NEW YORK — The release of a Justice Department inspector general report Tuesday is driving department flunkee and Pajamas Media blogger J. Christian Adams into the journalistic echelon of Nellie Bly and Upton Sinclair. Tom Perez, head of the Civil Rights Division and Obama pick for labor secretary, is actually a vehemently anti-white racist; Adams has blown the whole thing wide open, and the Beltway is panicking.
In April Adams picked up the Stormfront Kiss of
Death Life endorsement after calling out the affirmative action anti-white conspiracy. Stormfront poster HeartOfLeonidas remarked that Adams’ view was “common sense,” adding:
It is sad that North America has fallen from grace and is overburdened with such a dense population of swarthy, seething, angry and jealous as sin non-whites.
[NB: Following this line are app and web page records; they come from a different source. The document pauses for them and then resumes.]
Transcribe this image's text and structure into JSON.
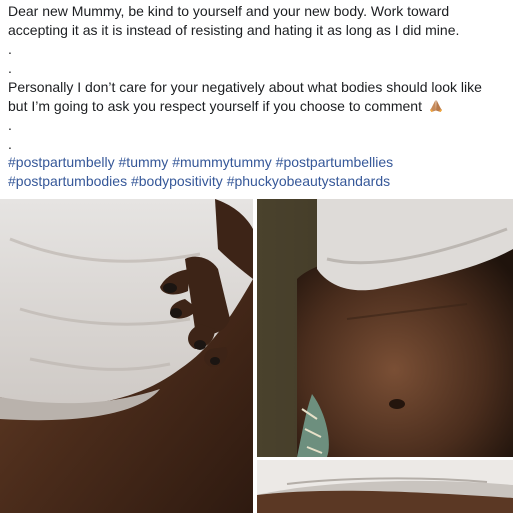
{
  "post": {
    "lines": [
      "Dear new Mummy, be kind to yourself and your new body. Work toward",
      "accepting it as it is instead of resisting and hating it as long as I did mine.",
      ".",
      ".",
      "Personally I don’t care for your negatively about what bodies should look like",
      "but I’m going to ask you respect yourself if you choose to comment",
      ".",
      "."
    ],
    "emoji": "praying-hands-icon",
    "hashtags_line1": [
      "#postpartumbelly",
      "#tummy",
      "#mummytummy",
      "#postpartumbellies"
    ],
    "hashtags_line2": [
      "#postpartumbodies",
      "#bodypositivity",
      "#phuckyobeautystandards"
    ]
  },
  "photos": [
    {
      "name": "belly-photo-left"
    },
    {
      "name": "belly-photo-right-top"
    },
    {
      "name": "belly-photo-right-bottom"
    }
  ],
  "colors": {
    "hashtag": "#365899",
    "text": "#1c1e21"
  }
}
I blame the jews and their white libtarded and christarded co-conspirators for horribly dysgenic effect their minldessness [sic] and moralitylessness has allowed to spawn and setup [sic] residence in this formerly fair Nation over these last 100 years.
J. Christian Adams had this to say about Tom Perez:
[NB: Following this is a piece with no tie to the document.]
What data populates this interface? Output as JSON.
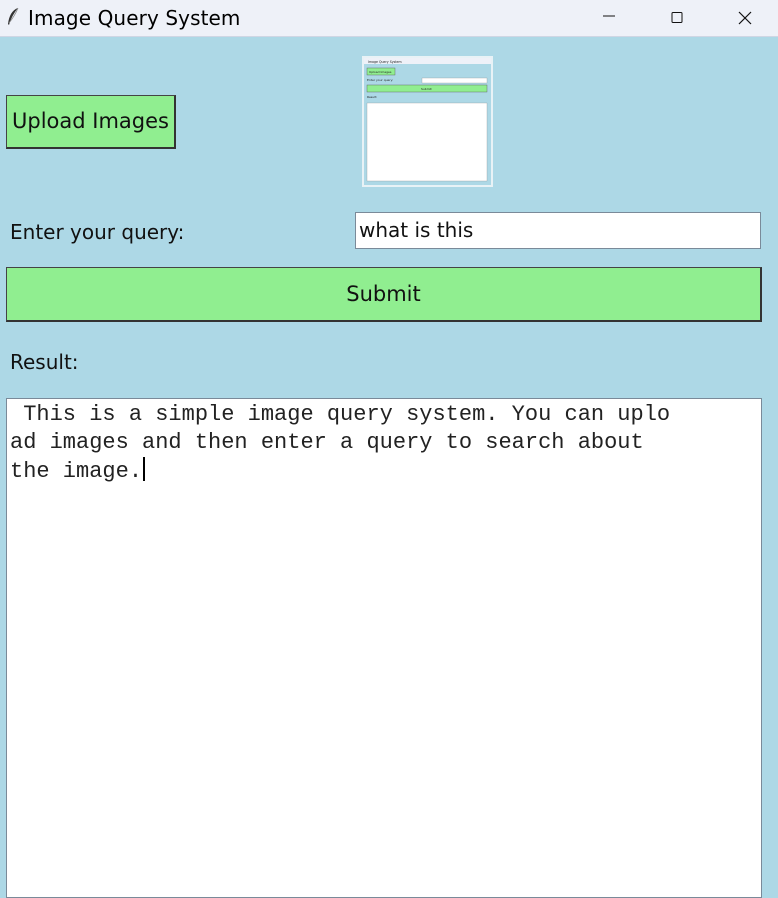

In the report, Assistant Attorney General Tom Perez . . . makes clear that he doesn’t think Section 5 should ever be used to protect a white minority in covered jurisdictions.
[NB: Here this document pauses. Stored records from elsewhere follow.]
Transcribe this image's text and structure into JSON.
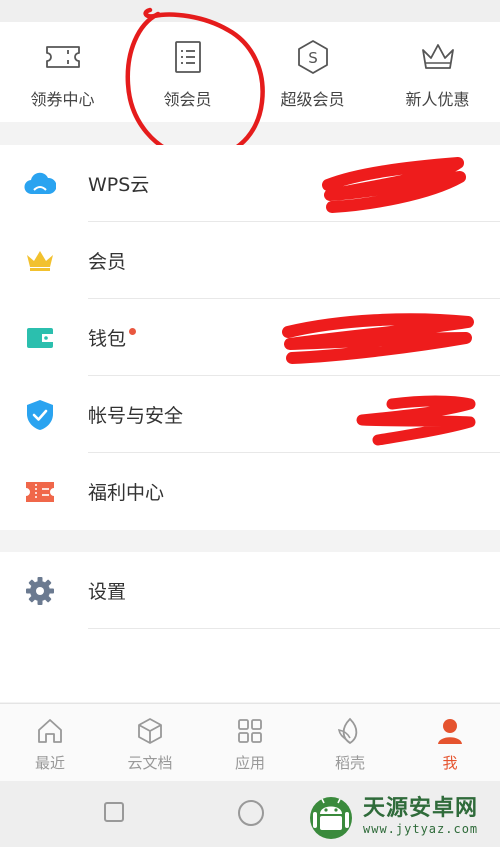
{
  "quick_actions": [
    {
      "label": "领券中心",
      "icon": "coupon-icon"
    },
    {
      "label": "领会员",
      "icon": "list-card-icon"
    },
    {
      "label": "超级会员",
      "icon": "super-member-s-icon"
    },
    {
      "label": "新人优惠",
      "icon": "crown-outline-icon"
    }
  ],
  "menu": [
    {
      "label": "WPS云",
      "icon": "cloud-icon",
      "color": "#2aa3f0"
    },
    {
      "label": "会员",
      "icon": "crown-icon",
      "color": "#f2c12e"
    },
    {
      "label": "钱包",
      "icon": "wallet-icon",
      "color": "#2bbfae",
      "badge_dot": true
    },
    {
      "label": "帐号与安全",
      "icon": "shield-check-icon",
      "color": "#2aa3f0"
    },
    {
      "label": "福利中心",
      "icon": "ticket-icon",
      "color": "#f0674a"
    }
  ],
  "settings": {
    "label": "设置",
    "icon": "gear-icon",
    "color": "#6b7a90"
  },
  "tabs": [
    {
      "label": "最近",
      "icon": "home-icon",
      "active": false
    },
    {
      "label": "云文档",
      "icon": "cube-icon",
      "active": false
    },
    {
      "label": "应用",
      "icon": "grid-icon",
      "active": false
    },
    {
      "label": "稻壳",
      "icon": "leaf-icon",
      "active": false
    },
    {
      "label": "我",
      "icon": "person-icon",
      "active": true
    }
  ],
  "colors": {
    "accent": "#e5532e",
    "redaction": "#ee1c1c",
    "annotation": "#e51c1c"
  },
  "watermark": {
    "title": "天源安卓网",
    "url": "www.jytyaz.com"
  }
}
Perez feels it should only be used to prop up the political position of “people of color.” If the victims of discrimination happen to be white, too bad — they are not protected.
The inspector general reports marks Adams’ entrance into the wacky and wonderful world of Daily Currant/Onion punking reporting, as Perez made no such reference to “people of color” in the entire document. It’s an entirely made-up quote from the report, and that’s pretty avant-garde.
Adams at one point in his post said he believed Perez thought “people of color are always part of a ‘disadvantaged group’” before Adams contradicts himself only 14 words later: “DOJ Voting Section lawyers employed Perez’s logic to argue against helping white victims of discrimination in Macon, Mississippi, saying: ‘Until blacks were socio-economically equal to whites in Mississippi (read: statistically) then whites should not be protected under the Voting Rights Act.’”
So on one hand, according to Adams, Perez wants selective race-based enforcement of Voting Rights Act Section 5 “always,” even if black Americans were to become some kind of ultra-rich elite separatist set, all obsessed with inbreeding and private clubs. Then Adams admits that long before that point, white Americans would become protected by the Voting Rights Act.
Adams sees coming the middle of the 21st century, when white Americans will in fact become a statistical, if not financial, minority for the first time. He wants to be on the record for complaining early.